Only a number is wanted here. Tally the lines of the data that contain "icon".

*Data for this task*
══════════
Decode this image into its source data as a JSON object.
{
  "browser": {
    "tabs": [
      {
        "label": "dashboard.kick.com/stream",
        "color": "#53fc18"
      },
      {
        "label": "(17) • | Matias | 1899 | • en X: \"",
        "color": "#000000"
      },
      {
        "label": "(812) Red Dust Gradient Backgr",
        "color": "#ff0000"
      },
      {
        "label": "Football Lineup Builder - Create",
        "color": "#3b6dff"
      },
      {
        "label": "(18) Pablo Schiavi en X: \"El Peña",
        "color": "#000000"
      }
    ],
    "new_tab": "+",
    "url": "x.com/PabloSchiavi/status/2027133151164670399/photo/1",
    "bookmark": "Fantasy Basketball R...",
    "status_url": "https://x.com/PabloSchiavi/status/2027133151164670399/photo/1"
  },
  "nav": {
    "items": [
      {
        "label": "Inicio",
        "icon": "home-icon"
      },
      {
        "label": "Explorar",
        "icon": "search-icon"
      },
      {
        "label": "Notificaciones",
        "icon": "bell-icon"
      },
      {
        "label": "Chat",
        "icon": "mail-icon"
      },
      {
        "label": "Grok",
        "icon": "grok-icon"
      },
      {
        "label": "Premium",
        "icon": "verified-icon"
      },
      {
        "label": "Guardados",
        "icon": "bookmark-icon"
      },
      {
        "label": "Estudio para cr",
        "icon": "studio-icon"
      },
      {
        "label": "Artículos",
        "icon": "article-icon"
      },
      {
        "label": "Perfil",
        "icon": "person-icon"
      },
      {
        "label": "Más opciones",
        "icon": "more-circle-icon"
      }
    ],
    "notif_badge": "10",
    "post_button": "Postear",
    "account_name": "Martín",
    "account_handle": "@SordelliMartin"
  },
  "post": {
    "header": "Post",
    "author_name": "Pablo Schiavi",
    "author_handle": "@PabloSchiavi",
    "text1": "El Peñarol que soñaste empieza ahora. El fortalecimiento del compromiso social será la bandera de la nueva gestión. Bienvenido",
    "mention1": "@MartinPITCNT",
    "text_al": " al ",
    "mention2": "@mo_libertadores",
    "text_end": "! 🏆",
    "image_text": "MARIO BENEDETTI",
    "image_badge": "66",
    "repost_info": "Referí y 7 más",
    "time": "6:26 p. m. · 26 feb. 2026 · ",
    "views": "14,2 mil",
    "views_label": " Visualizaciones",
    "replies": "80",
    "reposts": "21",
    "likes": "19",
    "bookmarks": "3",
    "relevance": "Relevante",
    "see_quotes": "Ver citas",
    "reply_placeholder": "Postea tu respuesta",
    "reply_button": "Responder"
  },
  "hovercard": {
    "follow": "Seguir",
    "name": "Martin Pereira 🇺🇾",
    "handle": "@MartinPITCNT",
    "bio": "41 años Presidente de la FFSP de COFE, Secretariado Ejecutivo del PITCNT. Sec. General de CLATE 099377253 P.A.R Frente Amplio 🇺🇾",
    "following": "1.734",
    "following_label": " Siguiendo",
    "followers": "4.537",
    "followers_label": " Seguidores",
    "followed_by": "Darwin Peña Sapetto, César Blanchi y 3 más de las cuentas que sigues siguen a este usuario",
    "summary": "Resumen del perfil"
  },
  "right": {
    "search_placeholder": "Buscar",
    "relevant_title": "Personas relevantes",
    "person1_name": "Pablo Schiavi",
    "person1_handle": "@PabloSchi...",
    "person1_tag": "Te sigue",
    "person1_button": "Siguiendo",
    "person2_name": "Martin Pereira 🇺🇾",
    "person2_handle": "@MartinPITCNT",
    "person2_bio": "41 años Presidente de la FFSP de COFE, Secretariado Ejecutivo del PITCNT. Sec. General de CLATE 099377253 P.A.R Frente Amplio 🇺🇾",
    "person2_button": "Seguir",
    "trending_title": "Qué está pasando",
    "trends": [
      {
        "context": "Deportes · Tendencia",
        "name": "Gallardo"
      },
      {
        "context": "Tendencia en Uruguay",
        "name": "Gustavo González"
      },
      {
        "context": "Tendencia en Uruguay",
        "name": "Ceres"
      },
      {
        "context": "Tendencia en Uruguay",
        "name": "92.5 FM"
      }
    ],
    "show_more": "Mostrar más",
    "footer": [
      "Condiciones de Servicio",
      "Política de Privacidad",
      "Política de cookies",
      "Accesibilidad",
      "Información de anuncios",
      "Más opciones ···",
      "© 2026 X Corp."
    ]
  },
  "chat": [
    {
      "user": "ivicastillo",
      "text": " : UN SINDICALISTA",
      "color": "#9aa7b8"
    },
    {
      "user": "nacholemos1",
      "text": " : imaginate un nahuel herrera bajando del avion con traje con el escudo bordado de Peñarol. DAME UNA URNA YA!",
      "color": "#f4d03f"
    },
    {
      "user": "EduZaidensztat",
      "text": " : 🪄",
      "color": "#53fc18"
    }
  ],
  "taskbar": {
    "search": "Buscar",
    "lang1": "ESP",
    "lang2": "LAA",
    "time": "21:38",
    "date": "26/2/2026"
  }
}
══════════
*Reply*
11